These examples assumed that you inject the rmq.Connection into your testable functions. If you inject instances of rmq.Queue instead, you can use rmq.TestQueue instances in tests and access their LastDeliveries (since Reset()) directly.

Consumer Test

Testing consumers is a bit easier because consumers must implement the rmq.Consumer interface. In the tests just create rmq.TestDelivery and pass it to your Consume implementation. This example creates a test delivery from a string and then checks that the delivery was acked.

consumer := &TaskConsumer{}
delivery := rmq.NewTestDeliveryString("task payload")

consumer.Consume(delivery)

c.Check(delivery.State, Equals, rmq.Acked)

The State field will always be one of these values:

  • rmq.Acked: The delivery was acked
  • rmq.Rejected: The delivery was rejected
  • rmq.Pushed: The delivery was pushed (see below)
  • rmq.Unacked: Nothing of the above

If your packages are JSON marshalled objects, then you can create test deliveries out of those like this:

task := Task{Property: "bad value"}
delivery := rmq.NewTestDelivery(task)

Integration tests

If you want to write integration tests which exercise both producers and consumers at the same time, you can use the OpenConnectionWithTestRedisClient constructor. It returns a real rmq.Connection instance which is backed by an in memory Redis client implementation. That way it behaves exactly as in production, just without the durability of a real Redis client. Don't use this in production!

Statistics

Given a connection, you can call connection.CollectStats to receive rmq.Stats about all open queues, connections and consumers. If you run example/handler you can see what's available:

In this example you see three connections consuming things, each wich 10 consumers each. Two of them have 8 packages unacked. Below the marker you see connections which are not consuming. One of the handler connections died because I stopped the handler. Running the cleaner would clean that up (see below).

TODO

There are some features and aspects not properly documented yet. I will quickly list those here, hopefully they will be expanded in the future. 😉

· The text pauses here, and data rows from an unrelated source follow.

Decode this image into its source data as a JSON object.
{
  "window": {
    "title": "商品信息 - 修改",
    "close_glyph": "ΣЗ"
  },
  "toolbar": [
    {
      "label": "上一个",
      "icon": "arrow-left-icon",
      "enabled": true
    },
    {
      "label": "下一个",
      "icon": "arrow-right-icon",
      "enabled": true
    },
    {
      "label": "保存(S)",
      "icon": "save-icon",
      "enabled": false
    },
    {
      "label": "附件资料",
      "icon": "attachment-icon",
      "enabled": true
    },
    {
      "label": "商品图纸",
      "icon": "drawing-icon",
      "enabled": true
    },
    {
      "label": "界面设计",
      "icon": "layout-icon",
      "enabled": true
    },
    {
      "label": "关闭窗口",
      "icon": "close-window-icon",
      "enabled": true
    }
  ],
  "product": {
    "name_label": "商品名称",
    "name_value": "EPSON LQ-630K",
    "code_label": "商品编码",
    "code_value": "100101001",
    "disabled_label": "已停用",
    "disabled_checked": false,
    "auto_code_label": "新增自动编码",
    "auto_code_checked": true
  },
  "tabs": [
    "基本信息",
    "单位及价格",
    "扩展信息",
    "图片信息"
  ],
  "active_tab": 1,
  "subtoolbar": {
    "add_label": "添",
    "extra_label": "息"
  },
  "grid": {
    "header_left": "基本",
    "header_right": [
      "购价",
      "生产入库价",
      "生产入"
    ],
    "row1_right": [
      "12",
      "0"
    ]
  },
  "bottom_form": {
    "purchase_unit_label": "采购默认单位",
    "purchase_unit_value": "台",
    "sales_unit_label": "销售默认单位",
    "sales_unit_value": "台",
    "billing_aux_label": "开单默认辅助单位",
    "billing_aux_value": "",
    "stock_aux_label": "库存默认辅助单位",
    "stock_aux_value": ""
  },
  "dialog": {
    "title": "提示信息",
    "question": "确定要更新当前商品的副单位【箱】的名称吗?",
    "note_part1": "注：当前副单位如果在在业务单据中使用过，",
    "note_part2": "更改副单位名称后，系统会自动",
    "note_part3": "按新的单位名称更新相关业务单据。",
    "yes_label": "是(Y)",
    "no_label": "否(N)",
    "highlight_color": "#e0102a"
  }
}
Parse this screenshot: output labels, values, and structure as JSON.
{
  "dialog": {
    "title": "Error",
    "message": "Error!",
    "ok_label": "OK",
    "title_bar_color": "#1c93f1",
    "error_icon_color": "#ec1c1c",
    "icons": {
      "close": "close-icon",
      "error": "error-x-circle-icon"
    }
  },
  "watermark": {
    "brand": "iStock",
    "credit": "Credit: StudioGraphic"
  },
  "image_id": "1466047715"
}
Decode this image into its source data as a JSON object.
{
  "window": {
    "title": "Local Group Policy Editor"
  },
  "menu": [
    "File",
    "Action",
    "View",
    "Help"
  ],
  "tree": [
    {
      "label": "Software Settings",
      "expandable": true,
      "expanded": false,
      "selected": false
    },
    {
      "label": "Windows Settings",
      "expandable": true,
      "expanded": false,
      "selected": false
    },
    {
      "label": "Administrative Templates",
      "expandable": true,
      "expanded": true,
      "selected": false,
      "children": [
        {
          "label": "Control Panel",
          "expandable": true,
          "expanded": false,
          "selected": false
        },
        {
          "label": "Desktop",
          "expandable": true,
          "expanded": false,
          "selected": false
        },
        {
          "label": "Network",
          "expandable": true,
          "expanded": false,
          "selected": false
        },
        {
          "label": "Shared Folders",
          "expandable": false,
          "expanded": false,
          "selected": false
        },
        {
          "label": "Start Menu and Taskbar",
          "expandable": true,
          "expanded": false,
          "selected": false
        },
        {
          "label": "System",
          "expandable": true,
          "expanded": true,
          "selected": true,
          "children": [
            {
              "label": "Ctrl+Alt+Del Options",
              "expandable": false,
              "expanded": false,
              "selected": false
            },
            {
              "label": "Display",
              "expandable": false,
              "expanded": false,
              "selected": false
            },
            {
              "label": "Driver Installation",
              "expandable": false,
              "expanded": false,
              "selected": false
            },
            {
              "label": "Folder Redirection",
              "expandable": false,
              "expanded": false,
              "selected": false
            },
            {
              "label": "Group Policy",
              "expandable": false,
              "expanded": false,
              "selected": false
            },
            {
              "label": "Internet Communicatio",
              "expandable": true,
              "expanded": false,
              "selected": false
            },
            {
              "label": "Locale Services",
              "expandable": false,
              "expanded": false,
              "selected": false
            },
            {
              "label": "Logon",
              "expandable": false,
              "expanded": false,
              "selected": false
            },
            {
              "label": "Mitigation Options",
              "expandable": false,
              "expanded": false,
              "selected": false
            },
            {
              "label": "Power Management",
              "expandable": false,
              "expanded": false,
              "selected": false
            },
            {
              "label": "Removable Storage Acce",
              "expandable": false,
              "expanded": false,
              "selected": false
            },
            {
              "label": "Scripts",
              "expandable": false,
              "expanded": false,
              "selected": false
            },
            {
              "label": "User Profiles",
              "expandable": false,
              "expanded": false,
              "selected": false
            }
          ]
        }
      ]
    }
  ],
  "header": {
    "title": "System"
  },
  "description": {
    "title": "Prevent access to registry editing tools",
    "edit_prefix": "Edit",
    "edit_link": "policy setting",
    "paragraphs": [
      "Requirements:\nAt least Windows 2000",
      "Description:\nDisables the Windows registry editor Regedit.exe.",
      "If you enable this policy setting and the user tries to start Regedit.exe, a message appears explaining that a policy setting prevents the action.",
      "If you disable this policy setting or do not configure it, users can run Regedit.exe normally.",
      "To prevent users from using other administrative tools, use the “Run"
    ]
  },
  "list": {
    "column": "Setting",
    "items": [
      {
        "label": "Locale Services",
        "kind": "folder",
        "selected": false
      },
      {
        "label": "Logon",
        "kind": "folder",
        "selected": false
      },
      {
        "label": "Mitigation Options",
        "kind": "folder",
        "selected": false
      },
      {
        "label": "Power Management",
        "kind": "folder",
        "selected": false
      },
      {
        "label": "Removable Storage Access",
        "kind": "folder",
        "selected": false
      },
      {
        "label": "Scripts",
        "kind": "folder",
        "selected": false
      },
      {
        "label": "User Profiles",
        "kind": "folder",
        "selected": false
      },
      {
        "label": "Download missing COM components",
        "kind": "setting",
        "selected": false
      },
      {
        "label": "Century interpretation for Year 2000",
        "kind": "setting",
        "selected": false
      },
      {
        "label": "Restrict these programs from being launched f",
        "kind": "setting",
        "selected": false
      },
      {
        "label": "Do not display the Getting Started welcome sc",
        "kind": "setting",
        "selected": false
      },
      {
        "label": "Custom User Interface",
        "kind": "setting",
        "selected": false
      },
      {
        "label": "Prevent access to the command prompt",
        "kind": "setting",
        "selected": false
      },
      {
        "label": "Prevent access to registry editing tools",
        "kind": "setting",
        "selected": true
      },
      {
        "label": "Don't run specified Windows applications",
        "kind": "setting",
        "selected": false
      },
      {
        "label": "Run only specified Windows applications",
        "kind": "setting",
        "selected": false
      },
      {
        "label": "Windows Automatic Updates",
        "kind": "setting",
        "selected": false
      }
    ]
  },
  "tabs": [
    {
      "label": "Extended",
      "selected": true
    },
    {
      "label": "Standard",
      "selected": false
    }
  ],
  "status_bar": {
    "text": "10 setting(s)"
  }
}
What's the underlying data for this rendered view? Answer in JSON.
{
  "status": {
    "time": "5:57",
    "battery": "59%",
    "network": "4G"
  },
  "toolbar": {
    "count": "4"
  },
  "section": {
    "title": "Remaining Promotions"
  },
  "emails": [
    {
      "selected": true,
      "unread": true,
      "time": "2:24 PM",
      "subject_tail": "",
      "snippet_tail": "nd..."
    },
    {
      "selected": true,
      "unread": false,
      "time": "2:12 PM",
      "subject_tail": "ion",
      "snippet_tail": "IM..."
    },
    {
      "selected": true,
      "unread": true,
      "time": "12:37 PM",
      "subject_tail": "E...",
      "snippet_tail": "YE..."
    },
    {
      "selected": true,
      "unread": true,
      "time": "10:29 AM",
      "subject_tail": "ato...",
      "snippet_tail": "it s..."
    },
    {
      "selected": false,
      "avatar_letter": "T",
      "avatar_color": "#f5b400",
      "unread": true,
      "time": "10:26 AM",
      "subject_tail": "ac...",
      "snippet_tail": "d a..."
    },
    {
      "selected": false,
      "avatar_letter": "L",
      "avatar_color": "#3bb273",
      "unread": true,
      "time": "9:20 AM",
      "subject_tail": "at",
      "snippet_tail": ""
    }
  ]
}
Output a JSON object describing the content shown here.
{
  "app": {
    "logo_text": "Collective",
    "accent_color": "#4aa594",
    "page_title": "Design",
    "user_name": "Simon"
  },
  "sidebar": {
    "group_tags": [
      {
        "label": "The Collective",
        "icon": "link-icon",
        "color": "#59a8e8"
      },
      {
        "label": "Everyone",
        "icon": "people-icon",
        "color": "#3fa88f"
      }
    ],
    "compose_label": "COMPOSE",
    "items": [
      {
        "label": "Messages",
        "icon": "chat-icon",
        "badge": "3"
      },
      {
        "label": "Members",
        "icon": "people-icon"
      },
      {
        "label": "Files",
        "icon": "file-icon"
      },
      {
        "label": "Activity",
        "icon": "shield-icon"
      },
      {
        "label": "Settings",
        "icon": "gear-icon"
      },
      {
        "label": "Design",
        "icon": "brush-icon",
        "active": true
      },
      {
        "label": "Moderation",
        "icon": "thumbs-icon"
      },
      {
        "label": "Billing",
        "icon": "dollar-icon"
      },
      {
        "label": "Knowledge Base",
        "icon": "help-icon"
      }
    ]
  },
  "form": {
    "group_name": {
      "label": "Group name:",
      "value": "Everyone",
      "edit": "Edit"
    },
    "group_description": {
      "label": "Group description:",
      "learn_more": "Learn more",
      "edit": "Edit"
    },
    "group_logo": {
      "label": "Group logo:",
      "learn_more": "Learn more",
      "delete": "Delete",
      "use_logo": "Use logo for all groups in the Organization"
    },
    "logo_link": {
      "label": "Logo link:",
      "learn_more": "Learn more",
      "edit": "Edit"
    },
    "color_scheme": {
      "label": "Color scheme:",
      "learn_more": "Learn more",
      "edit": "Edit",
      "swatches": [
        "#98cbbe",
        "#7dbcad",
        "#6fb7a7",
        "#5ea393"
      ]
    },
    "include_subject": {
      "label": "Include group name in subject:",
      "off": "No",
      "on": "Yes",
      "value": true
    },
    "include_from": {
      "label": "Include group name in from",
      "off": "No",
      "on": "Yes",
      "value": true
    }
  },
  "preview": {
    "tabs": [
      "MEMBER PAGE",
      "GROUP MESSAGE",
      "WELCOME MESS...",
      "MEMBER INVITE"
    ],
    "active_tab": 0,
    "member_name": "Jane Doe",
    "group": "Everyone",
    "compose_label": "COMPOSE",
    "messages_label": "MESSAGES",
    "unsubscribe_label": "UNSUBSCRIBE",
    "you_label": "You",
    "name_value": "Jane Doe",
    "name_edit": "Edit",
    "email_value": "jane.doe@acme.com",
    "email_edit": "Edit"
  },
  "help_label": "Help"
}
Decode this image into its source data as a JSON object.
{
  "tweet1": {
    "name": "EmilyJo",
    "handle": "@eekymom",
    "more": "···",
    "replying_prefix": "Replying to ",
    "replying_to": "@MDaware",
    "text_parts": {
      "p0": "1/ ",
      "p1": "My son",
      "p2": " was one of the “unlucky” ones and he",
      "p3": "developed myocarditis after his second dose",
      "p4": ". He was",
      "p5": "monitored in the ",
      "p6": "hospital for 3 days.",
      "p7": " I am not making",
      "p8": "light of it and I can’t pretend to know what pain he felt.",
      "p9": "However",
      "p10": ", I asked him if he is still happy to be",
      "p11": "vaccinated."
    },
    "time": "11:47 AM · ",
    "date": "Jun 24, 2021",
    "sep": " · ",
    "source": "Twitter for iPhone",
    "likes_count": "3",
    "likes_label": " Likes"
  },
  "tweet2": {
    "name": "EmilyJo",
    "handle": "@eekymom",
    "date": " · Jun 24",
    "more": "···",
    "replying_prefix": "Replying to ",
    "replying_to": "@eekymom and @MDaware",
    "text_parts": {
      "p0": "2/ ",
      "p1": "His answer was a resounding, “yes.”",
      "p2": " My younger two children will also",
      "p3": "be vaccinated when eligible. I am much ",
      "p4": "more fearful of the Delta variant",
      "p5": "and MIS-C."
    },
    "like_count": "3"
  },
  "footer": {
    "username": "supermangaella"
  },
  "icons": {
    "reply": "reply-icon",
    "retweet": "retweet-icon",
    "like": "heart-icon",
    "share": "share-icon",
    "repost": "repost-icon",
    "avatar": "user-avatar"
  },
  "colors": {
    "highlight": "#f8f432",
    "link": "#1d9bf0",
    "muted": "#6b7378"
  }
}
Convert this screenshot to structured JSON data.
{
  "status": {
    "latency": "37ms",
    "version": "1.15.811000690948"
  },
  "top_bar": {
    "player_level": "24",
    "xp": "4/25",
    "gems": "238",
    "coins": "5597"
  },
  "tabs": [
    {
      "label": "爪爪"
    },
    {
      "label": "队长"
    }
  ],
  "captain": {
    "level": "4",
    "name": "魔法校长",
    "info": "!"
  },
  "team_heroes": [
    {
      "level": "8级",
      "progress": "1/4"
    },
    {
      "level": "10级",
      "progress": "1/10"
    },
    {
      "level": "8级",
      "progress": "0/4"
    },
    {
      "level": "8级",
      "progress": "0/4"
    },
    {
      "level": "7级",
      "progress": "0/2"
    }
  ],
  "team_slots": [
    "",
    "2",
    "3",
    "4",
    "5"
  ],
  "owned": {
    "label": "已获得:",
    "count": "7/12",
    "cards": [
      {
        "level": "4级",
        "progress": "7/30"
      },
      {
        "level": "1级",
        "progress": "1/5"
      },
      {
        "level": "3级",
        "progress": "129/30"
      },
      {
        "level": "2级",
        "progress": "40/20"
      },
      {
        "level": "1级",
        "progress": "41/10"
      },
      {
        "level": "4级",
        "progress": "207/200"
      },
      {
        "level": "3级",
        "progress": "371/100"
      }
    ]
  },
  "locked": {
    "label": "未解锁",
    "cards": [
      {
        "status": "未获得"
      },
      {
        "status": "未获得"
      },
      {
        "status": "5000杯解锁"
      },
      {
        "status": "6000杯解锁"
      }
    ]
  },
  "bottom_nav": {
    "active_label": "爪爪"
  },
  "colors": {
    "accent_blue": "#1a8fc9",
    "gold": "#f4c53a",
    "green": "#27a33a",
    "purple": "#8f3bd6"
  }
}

  • Batch Consumers: Use queue.AddBatchConsumer() to register a consumer that receives batches of deliveries to be consumed at once (database bulk insert) See example/batch_consumer
  • Push Queues: When consuming queue A you can set up its push queue to be queue B. The consumer can then call delivery.Push() to push this delivery (originally from queue A) to the associated push queue B. (useful for retries)
  • Cleaner: Run this regularly to return unacked deliveries of stopped or crashed consumers back to ready so they can be consumed by a new consumer. See example/cleaner
  • Returner: Imagine there was some error that made you reject a lot of deliveries by accident. Just call queue.ReturnRejected() to return all rejected deliveries of that queue back to ready. (Similar to ReturnUnacked which is used by the cleaner) Consider using push queues if you do this regularly. See example/returner
  • Purger: If deliveries failed you don't want to retry them anymore for whatever reason, you can call queue.PurgeRejected() to dispose of them for good. There's also queue.PurgeReady if you want to get a queue clean without consuming possibly bad deliveries. See example/purger